Release Date: 12/04/2008
Contact Information: Cathy Milbourn, (202) 564-4355 / email@example.com
(Washington, D.C. – Dec. 4, 2008) New requirements will help ensure that heavy-duty vehicles run as cleanly as possible over their entire life on the road, and contribute to healthier and cleaner air for all Americans. On-board diagnostic systems (OBD) have been required on passenger cars since the mid-1990s, and will now be required on heavy-duty vehicles. OBDs monitor emission control systems and detect malfunctions. The system alerts the driver of the problem, enabling a service technician to diagnose and properly repair the problem.
The final rule is a major step in EPA’s efforts to work with the California Air Resources Board to develop a consistent national heavy-duty OBD program. OBD systems are an important tool for potentially improving air quality by helping states to meet National Ambient Air Quality Standards.

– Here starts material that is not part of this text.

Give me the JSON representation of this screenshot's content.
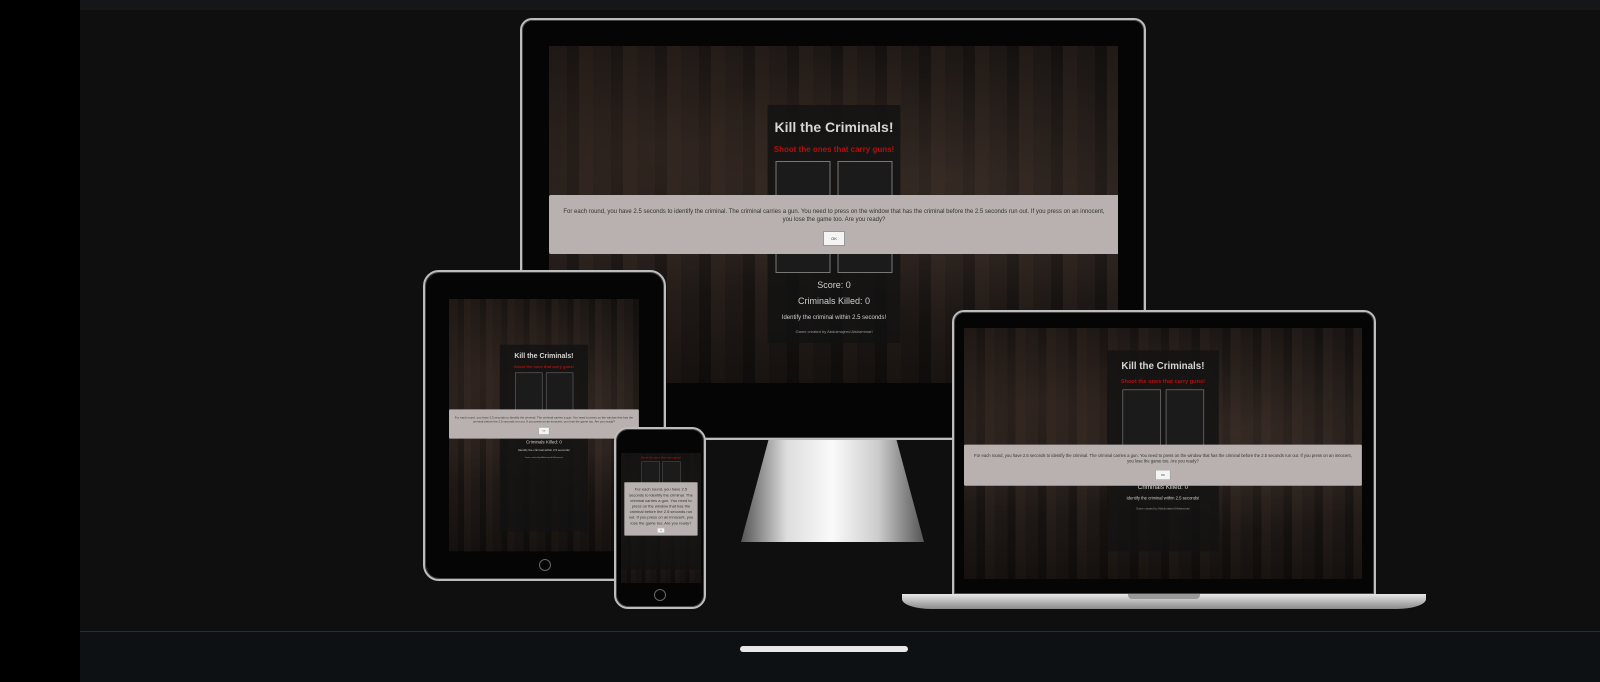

More information about on-board diagnostics: epa.gov/obd/regtech/heavy.htm